TASK PROMPT:
Return the lines below that contain the word "What".

DATA UNDER STUDY:
# # # # #

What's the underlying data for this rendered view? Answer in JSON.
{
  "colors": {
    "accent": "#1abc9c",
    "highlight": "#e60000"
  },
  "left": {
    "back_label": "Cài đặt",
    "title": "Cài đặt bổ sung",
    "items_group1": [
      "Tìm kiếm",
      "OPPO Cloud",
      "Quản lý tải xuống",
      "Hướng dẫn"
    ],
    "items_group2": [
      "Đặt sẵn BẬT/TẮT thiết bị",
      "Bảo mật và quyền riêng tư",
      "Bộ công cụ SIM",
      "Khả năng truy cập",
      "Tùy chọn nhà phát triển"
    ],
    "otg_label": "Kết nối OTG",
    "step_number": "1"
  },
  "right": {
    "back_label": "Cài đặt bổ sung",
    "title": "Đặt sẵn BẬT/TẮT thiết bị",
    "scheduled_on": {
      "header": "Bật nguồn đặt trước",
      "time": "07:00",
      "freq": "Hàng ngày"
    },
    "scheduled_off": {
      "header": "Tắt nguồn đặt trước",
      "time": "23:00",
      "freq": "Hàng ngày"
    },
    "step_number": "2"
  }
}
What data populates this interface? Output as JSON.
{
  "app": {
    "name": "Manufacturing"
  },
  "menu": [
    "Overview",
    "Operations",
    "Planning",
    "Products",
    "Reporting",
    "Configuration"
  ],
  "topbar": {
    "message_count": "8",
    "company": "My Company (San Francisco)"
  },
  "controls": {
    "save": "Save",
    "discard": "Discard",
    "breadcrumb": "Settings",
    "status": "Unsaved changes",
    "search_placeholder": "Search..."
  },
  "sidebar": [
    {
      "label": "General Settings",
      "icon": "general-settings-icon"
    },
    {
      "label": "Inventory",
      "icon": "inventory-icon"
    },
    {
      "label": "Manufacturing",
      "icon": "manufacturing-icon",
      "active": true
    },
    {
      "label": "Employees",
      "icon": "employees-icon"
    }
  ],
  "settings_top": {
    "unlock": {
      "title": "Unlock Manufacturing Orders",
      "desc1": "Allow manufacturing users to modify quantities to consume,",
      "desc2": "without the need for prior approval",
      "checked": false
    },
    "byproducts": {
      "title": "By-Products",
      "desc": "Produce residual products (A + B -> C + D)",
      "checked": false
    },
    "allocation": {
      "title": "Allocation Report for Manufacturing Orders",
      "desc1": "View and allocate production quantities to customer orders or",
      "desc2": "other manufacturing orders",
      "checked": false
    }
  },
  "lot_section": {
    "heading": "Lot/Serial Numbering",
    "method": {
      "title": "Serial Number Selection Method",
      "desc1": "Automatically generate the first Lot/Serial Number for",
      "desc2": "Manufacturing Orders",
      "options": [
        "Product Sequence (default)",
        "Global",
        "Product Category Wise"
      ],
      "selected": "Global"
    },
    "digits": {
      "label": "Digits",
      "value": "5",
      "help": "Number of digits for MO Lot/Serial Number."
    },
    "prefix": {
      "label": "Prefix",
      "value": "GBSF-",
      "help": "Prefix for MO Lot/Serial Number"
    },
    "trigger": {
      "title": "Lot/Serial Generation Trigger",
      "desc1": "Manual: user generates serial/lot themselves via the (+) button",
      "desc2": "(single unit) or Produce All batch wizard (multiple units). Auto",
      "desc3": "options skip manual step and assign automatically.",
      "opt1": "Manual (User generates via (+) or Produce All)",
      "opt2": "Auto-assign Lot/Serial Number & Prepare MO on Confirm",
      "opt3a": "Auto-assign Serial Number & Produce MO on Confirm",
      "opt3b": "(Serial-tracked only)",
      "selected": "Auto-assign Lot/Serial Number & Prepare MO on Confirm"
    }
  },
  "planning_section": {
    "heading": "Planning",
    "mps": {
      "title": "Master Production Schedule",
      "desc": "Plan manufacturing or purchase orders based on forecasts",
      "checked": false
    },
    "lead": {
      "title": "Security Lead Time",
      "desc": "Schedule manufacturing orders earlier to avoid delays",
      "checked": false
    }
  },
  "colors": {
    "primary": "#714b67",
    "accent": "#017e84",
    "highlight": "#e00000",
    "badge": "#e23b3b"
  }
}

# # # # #

RESULT FOR THIS TASK:
What's the underlying data for this rendered view? Answer in JSON.
What data populates this interface? Output as JSON.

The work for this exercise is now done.